I’ve been a lazy butt
lately, but I’ve been moving, and that made me really exhausted and there’s
stuff everywhere, but I’ll get back into the swing of things.
The first book of Year
of Brontë is completed. It’s Jane Eyre, duh. Charlotte Brontë’s masterpiece of
feminist ass-kicking fiction. I’m a convert. By the way, spoilers, because it’s
a book from 1847, so, proceed with caution.
This is ostensibly a
love story between Jane Eyre and Edward Rochester, but there’s a lot more. It’s
told as if it’s the autobiography of a woman named Jane Eyre, and she tells her
story from when she was about five years old. Jane is an orphan, she grows up
with her aunt for a while, and when she’s about ten she goes to a school for
girls, Lowood. Her aunt really dislikes her and tells the headmaster that Jane
is a liar and a bad kid. Jane, who is a perfectly alright kid, earns the love
and respect of her teachers and becomes a teacher herself. She leaves the
school when she is 18 and goes to Thornfield to be a governess for a young girl
named Adele, the ward of Edward Fairfax Rochester. Jane and Edward fall in
love, and are planning to get married. Then it turns out that Rochester has a
crazy wife in the attic. So Jane runs away.
I loved it. It was
awesome. And gushing over. Just thought I’d get that out of the way right away.
I love Jane, so much.
Not everything about her, there are qualities to Jane that I found a bit
annoying, she’s very pious, and it sort of goes really far. She dresses like a
nun, and she refuses to accept every gift Rochester tries to give her. I
realize that she doesn’t want to be dependent on him, but good God Jane. She’s
also a little “woe is me, I’m so plain.” That’s really the only thing I can
think of that I really disliked about her, because most of her is awesome.
Jane has this very
strong sense of right and wrong and who she wants to be. She wants to be an
independent woman, she doesn’t want to depend on a dude, which is impressive.
She is a massive feminist, she’s so out of her time, it’s incredible. She
doesn’t see a husband as the be all and end all. She doesn’t want to depend on
a man to survive. She wants to manage on her own, which is why she wants the
job as a governess.
Jane is sort of the
savior in this story. She’s not the damsel in distress. She actually saves
Rochester on a couple of occasions and he acts like the damsel, which I liked.
Rochester is set on fire, yeah, and she puts it out, and then is like: “see ya,
going to bed” and Rochester is very needy and: “why are you leaving me? I’m
stressed out, I was put on fire, stay with me,” it’s great.
There’s also the love
story aspect obviously, which is interesting, because Jane is a badass. That’s
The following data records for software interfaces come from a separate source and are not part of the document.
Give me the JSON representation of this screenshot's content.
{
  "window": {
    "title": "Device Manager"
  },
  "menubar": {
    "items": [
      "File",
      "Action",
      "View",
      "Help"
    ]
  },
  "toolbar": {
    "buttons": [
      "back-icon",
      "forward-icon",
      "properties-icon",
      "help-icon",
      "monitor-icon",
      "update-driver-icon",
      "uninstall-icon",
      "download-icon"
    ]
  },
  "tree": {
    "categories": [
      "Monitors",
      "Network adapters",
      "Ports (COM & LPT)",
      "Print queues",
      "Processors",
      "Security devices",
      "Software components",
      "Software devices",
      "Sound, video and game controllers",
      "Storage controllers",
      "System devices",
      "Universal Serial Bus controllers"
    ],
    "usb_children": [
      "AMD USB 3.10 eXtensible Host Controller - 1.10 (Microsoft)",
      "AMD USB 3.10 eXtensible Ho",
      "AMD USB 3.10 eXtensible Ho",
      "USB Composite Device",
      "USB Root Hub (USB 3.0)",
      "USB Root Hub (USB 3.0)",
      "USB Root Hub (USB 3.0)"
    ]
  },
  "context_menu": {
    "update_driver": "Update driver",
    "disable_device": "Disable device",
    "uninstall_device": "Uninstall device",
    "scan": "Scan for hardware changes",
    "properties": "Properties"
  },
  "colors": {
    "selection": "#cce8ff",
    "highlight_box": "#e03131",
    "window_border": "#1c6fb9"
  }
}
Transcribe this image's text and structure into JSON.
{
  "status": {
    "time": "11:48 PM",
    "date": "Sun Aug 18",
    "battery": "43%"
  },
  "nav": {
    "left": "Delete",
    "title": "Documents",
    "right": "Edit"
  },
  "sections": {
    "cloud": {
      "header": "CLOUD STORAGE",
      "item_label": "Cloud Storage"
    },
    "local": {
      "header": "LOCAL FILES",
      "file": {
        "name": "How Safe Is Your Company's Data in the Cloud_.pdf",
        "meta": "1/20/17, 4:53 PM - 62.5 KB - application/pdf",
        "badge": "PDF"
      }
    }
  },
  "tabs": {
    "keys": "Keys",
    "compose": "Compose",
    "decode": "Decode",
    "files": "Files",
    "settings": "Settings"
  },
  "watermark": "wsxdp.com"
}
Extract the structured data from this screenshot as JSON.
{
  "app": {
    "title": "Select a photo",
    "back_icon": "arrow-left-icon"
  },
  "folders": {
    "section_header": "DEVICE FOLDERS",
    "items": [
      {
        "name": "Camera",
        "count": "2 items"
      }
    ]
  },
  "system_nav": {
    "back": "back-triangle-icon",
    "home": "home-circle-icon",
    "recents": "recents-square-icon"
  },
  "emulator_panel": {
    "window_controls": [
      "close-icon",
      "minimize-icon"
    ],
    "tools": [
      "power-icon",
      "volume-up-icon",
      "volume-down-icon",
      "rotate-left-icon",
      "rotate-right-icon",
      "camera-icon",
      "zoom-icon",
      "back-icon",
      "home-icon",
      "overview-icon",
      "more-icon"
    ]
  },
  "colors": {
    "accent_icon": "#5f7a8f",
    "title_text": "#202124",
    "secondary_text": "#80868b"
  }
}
weird, but I’ll try to make sense of it. Rochester is about 40 years old, so
he’s around 20 years older than Jane. He is very forceful, strong minded. He
wants her and he is very insistent. And Jane is still in control of him. She
doesn’t want to like, let him do whatever he wants with her, just because
they’re engaged. She keeps him at a distance, and she’s tough and strong. It’s
clear she loves him very much, but she wants to be in control of her own life.
She’s this very poor woman, and he is an extremely wealthy man and she needs to
be in control or he will take advantage, and I respect her for that.
I think her reaction to
finding about Rochester’s wife Bertha is very natural. Because Rochester’s idea
is that she could just be his mistress, and Jane doesn’t want that. Because she
knows her standing in society, and she doesn’t know if he’ll get tired of her
and just dump her, so she needs a commitment from him, so she leaves. It’s
possibly not the most responsible thing in the world, she’s 19 and she leaves
home with no money, clothes or valuables, which isn’t the smartest decision in
England in the fall or whatever, but it’s the best thing she can do.
A lot of people feel
like the fact that she goes back to Rochester is un-feminist, but I feel like
that’s not accurate. Jane doesn’t go back to him because she wants to be looked
after, she goes back wealthy and independent because she wants to be with him.
Also Rochester has changed drastically from the person he was when they first
knew each other. Obviously he went through a seriously traumatic accident and I
don’t wish that on him, I’m not crazy, but it does make him into a person
that’s worthy of her. She’s not with him because he’ll take care of her, but
because she loves him and wants to be with him.
I’m now done being a
gushy, delighted human. I loved this, it was amazing. The writing is beautiful,
Jane is outstanding and a badass. I loved it, so much.